We’re not in it alone – As the recent Japanese consideration of starting a nuclear weapons program demonstrates, the Japanese would never allow a Chinese hegemony. They would join the arms race. So, it is not just our GDP that China must eclipse. Tally Japan to our side… and South Korea… and Taiwan… and Australia… and India.
Chinese range of motion – China’s desire for influence seems largely confined to Asia (although this is an opinion from the Refugee’s very limited perspective). Although China could cause trouble in the region and enable rogues around the world, it’s hard to imagine that China would risk a direct confrontation with the US over Thailand or even South Korea. Taiwan maybe, but the Chinese know the price would be huge. (Side note: an Obama administration might change Chinese calculus vis-à-vis Taiwan. They know Obama would never go to war over the ROC.)
Inevitable social change – Chinese society cannot remain unchanged as the economy skyrockets. The Chinese have historically been strong entrepreneurs. As the middle class grows and demands more freedom, the communist government cannot keep the freedom genie in the bottle forever. Once out, it’s out for good. The emergence of a middle class also lessens China’s advantage of cheap, abundant labor.

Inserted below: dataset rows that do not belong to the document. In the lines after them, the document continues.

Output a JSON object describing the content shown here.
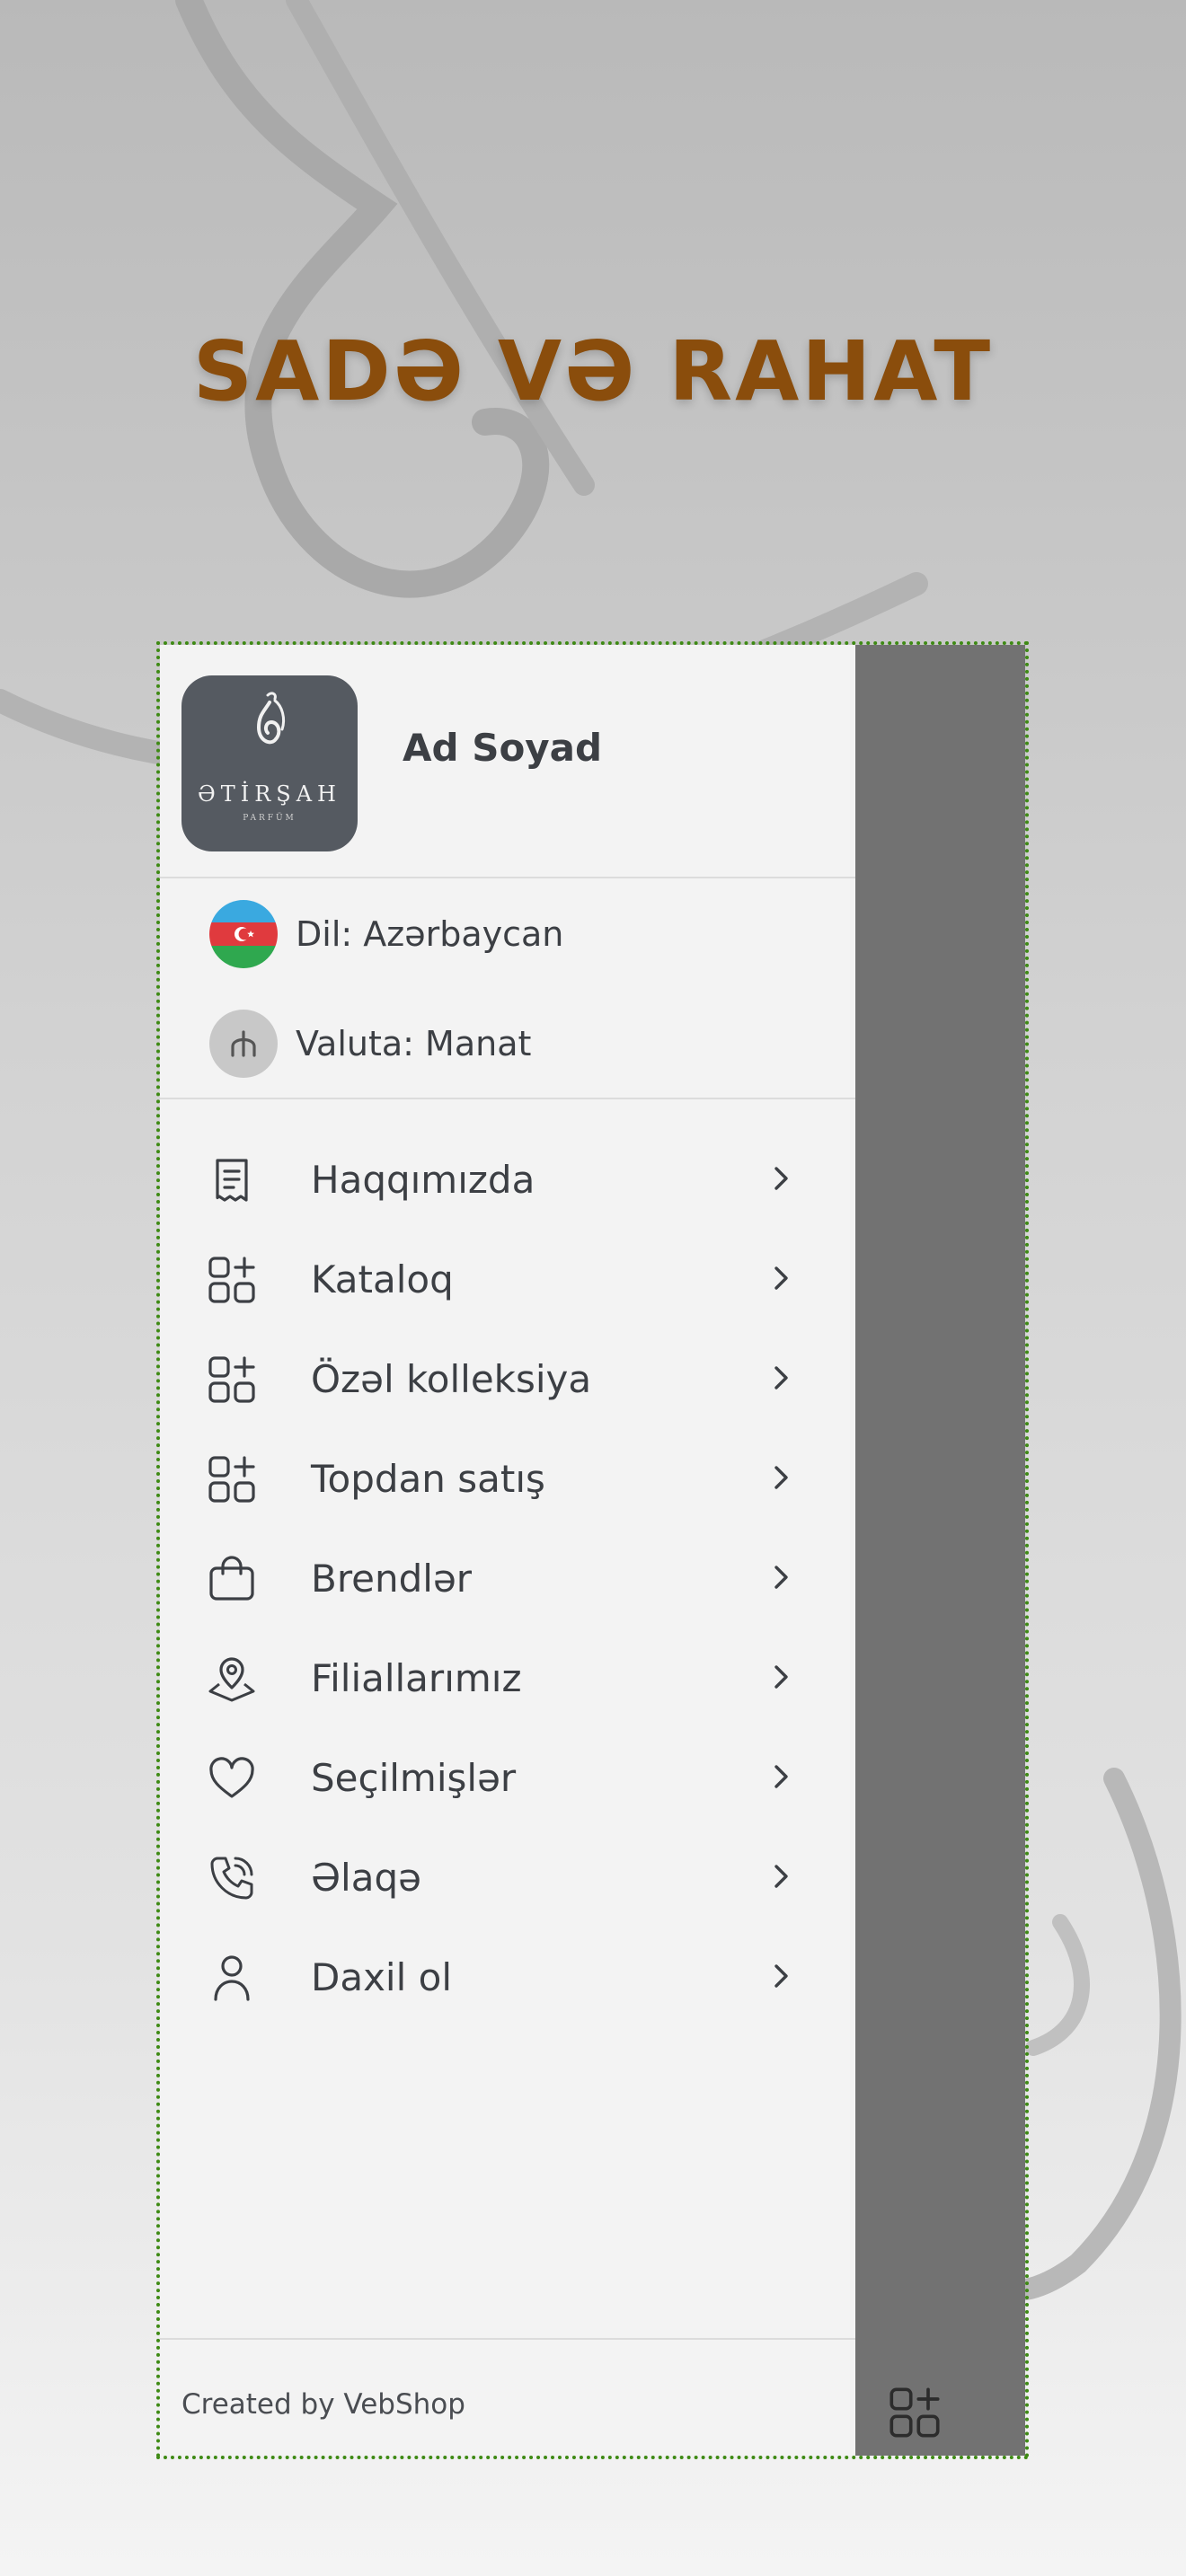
{
  "page": {
    "headline": "SADƏ VƏ RAHAT"
  },
  "colors": {
    "headline": "#8a4d0c",
    "drawer_bg": "#f3f3f3",
    "overlay_bg": "#727272",
    "text": "#3c3f44",
    "logo_bg": "#555a61",
    "frame_outline": "#3e8a14"
  },
  "drawer": {
    "logo": {
      "brand": "ƏTİRŞAH",
      "sub": "PARFÜM",
      "icon": "perfume-bottle-logo"
    },
    "user_name": "Ad Soyad",
    "language": {
      "label": "Dil: Azərbaycan",
      "icon": "azerbaijan-flag-icon"
    },
    "currency": {
      "label": "Valuta: Manat",
      "icon": "manat-icon"
    },
    "menu": [
      {
        "label": "Haqqımızda",
        "icon": "receipt-icon"
      },
      {
        "label": "Kataloq",
        "icon": "category-icon"
      },
      {
        "label": "Özəl kolleksiya",
        "icon": "category-icon"
      },
      {
        "label": "Topdan satış",
        "icon": "category-icon"
      },
      {
        "label": "Brendlər",
        "icon": "bag-icon"
      },
      {
        "label": "Filiallarımız",
        "icon": "location-icon"
      },
      {
        "label": "Seçilmişlər",
        "icon": "heart-icon"
      },
      {
        "label": "Əlaqə",
        "icon": "phone-icon"
      },
      {
        "label": "Daxil ol",
        "icon": "user-icon"
      }
    ],
    "footer": "Created by VebShop"
  }
}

One must also remember that Mao unified a regionalized China with different languages and customs. A Balkanized China is not an unthinkable scenario. Internal evolution, or even revolution, is a far greater threat to the central government than US military intervention.
Finally, China is an ecological disaster in progress. Those chickens will come home to roost within the next two decades in the form of social discontent and costly clean-up.

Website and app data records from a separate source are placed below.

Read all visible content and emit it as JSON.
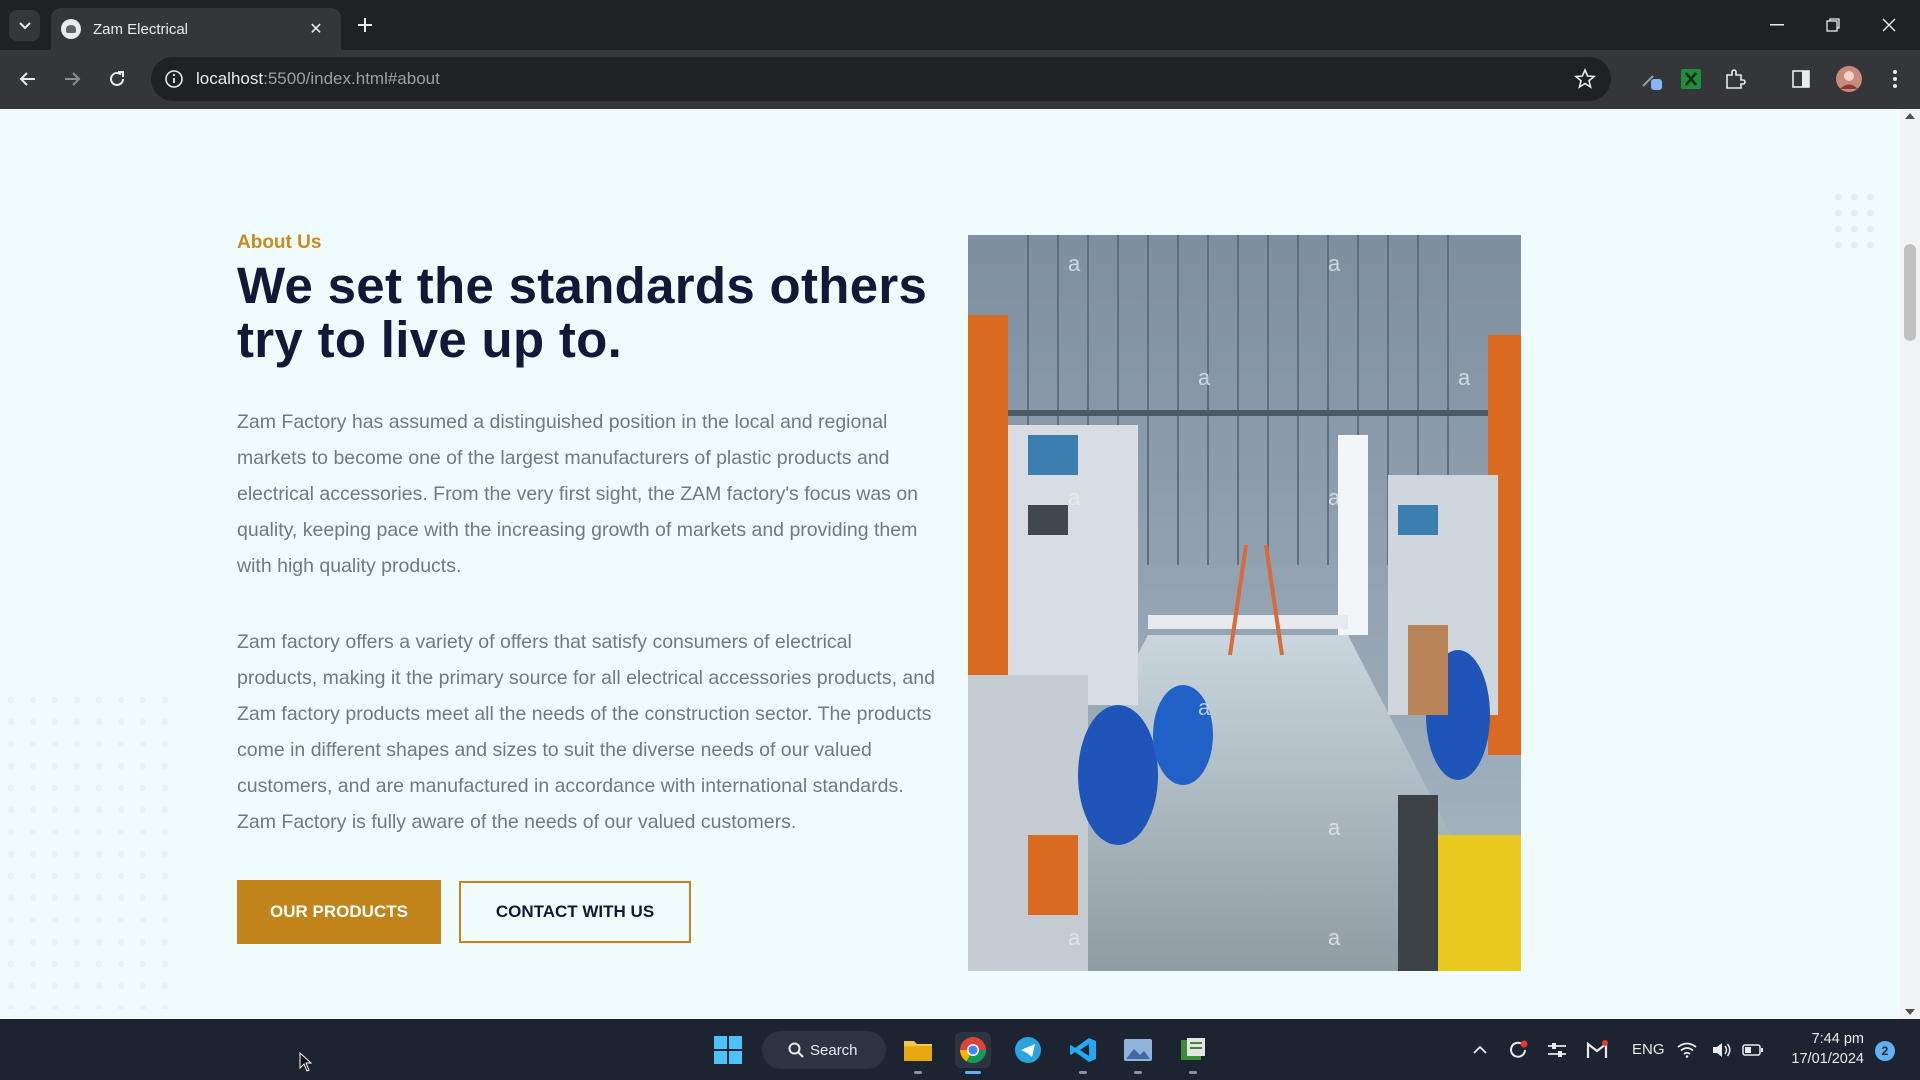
{
  "browser": {
    "tab_title": "Zam Electrical",
    "url_host": "localhost",
    "url_rest": ":5500/index.html#about",
    "icons": [
      "tab-list-icon",
      "favicon",
      "close-icon",
      "plus-icon",
      "minimize-icon",
      "restore-icon",
      "window-close-icon",
      "back-icon",
      "forward-icon",
      "reload-icon",
      "site-info-icon",
      "star-icon",
      "extension-icon",
      "sidebar-icon",
      "avatar"
    ]
  },
  "about": {
    "eyebrow": "About Us",
    "heading": "We set the standards others try to live up to.",
    "paragraph_1": "Zam Factory has assumed a distinguished position in the local and regional markets to become one of the largest manufacturers of plastic products and electrical accessories. From the very first sight, the ZAM factory's focus was on quality, keeping pace with the increasing growth of markets and providing them with high quality products.",
    "paragraph_2": "Zam factory offers a variety of offers that satisfy consumers of electrical products, making it the primary source for all electrical accessories products, and Zam factory products meet all the needs of the construction sector. The products come in different shapes and sizes to suit the diverse needs of our valued customers, and are manufactured in accordance with international standards. Zam Factory is fully aware of the needs of our valued customers.",
    "primary_button": "OUR PRODUCTS",
    "secondary_button": "CONTACT WITH US",
    "image_watermark": "a",
    "colors": {
      "accent": "#c0841b",
      "heading": "#111838",
      "body_text": "#707a7f",
      "background": "#f0fbfd"
    }
  },
  "taskbar": {
    "search_label": "Search",
    "language": "ENG",
    "time": "7:44 pm",
    "date": "17/01/2024",
    "notification_count": "2",
    "apps": [
      "start-icon",
      "search-icon",
      "file-explorer-icon",
      "chrome-icon",
      "telegram-icon",
      "vscode-icon",
      "photos-icon",
      "app-icon"
    ]
  }
}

Central planning – No government planners can ever keep up with market changes the way a more capitalistic system can. Despite the efforts of our government to implement ever more onerous regulations that hamstring American business, we are still light-years ahead of China. China has figured out how to steal secrets and mass-produce cheap knock-offs, but has yet to prove that it can create even a modicum of innovation.

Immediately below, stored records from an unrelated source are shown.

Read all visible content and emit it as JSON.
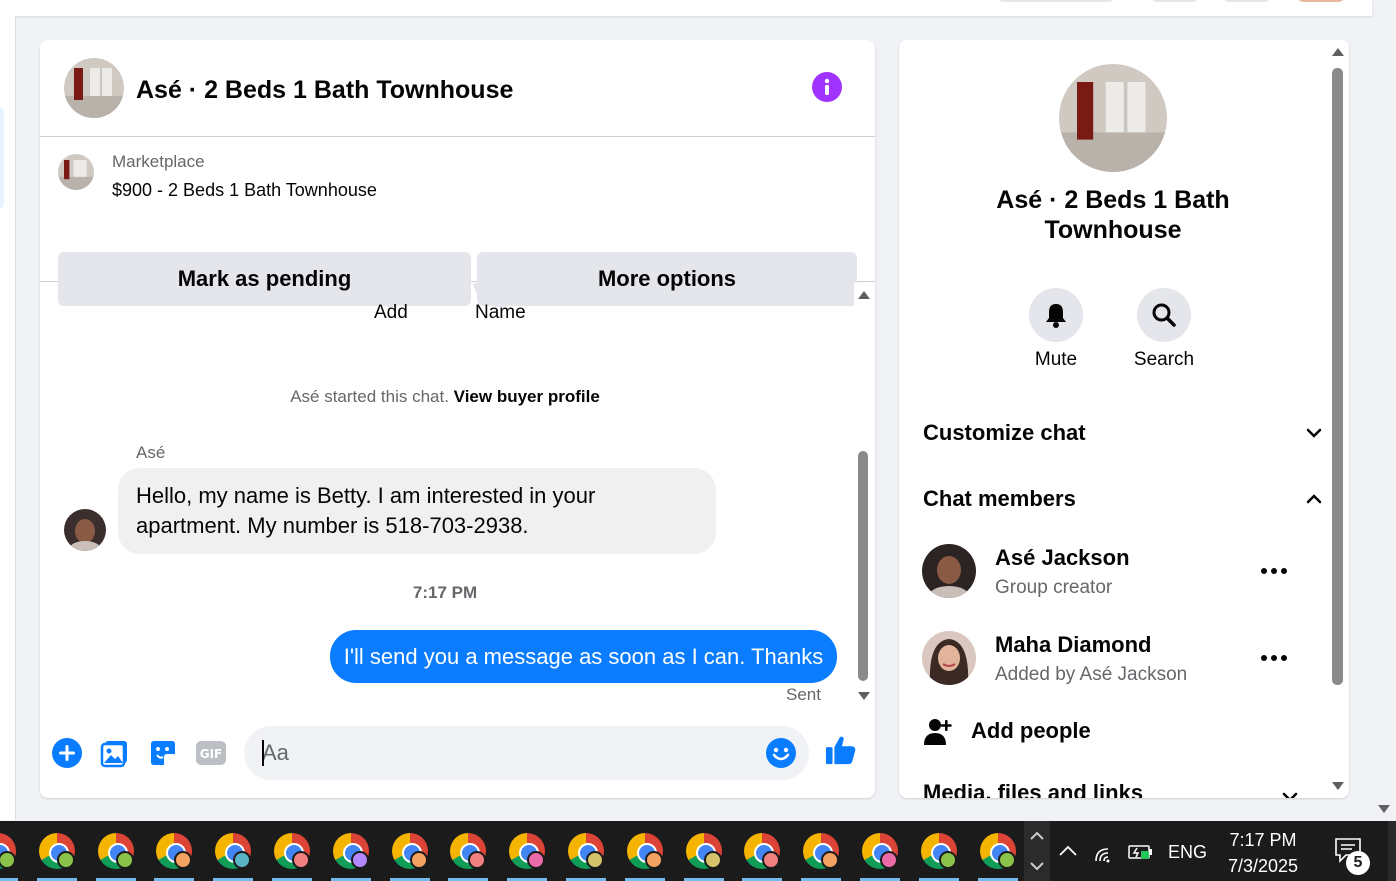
{
  "header": {
    "title": "Asé · 2 Beds 1 Bath Townhouse"
  },
  "marketplace": {
    "label": "Marketplace",
    "listing": "$900 - 2 Beds 1 Bath Townhouse",
    "mark_pending_label": "Mark as pending",
    "more_options_label": "More options"
  },
  "actions": {
    "add_label": "Add",
    "name_label": "Name"
  },
  "messages": {
    "system_prefix": "Asé started this chat.",
    "system_link": "View buyer profile",
    "sender": "Asé",
    "incoming": "Hello, my name is Betty. I am interested in your apartment. My number is 518-703-2938.",
    "timestamp": "7:17 PM",
    "outgoing": "I'll send you a message as soon as I can. Thanks",
    "status": "Sent"
  },
  "composer": {
    "placeholder": "Aa"
  },
  "sidebar": {
    "title": "Asé · 2 Beds 1 Bath Townhouse",
    "mute_label": "Mute",
    "search_label": "Search",
    "customize_label": "Customize chat",
    "members_label": "Chat members",
    "members": [
      {
        "name": "Asé Jackson",
        "role": "Group creator"
      },
      {
        "name": "Maha Diamond",
        "role": "Added by Asé Jackson"
      }
    ],
    "add_people_label": "Add people",
    "media_label": "Media, files and links"
  },
  "taskbar": {
    "language": "ENG",
    "time": "7:17 PM",
    "date": "7/3/2025",
    "notification_count": "5"
  },
  "colors": {
    "accent": "#0a7cff",
    "info": "#a033ff",
    "bubble_in": "#f0f0f0",
    "button_grey": "#e4e6eb"
  }
}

Does anyone remember MITI, the Japanese Ministry of International Trade and Industry? In the 1980’s, pundits and politicians alike shouted that the US needed such an agency to facilitate similar financial-manufacturing partnerships and long-range planning. Japanese-style 25 year plans were all the rage. (This Refugee even bought into the hype and took a Japanese language class.) Although Japan has some notable successes (e.g., Toyota), This Refugee believes that is more a result of our execution problems (e.g., the auto industry) than the success of MITI. Contrary to projections at the time, the cumbersome Japanese model could not keep up. (Similar argument applies Germany.)
This Refugee won’t dispute that China will become an even more significant power in Asia and maybe even another super power. However, there is no need to panic and quadruple our defense spending now; we would only be creating soon-to-be-obsolete weapons at a time when we are not threatened. Chinese culture is famous for having a patient perspective that encompasses generations while westerners reputedly can’t think past the next news cycle. Ironically, time is on our side. This is one case where we can out-wait them.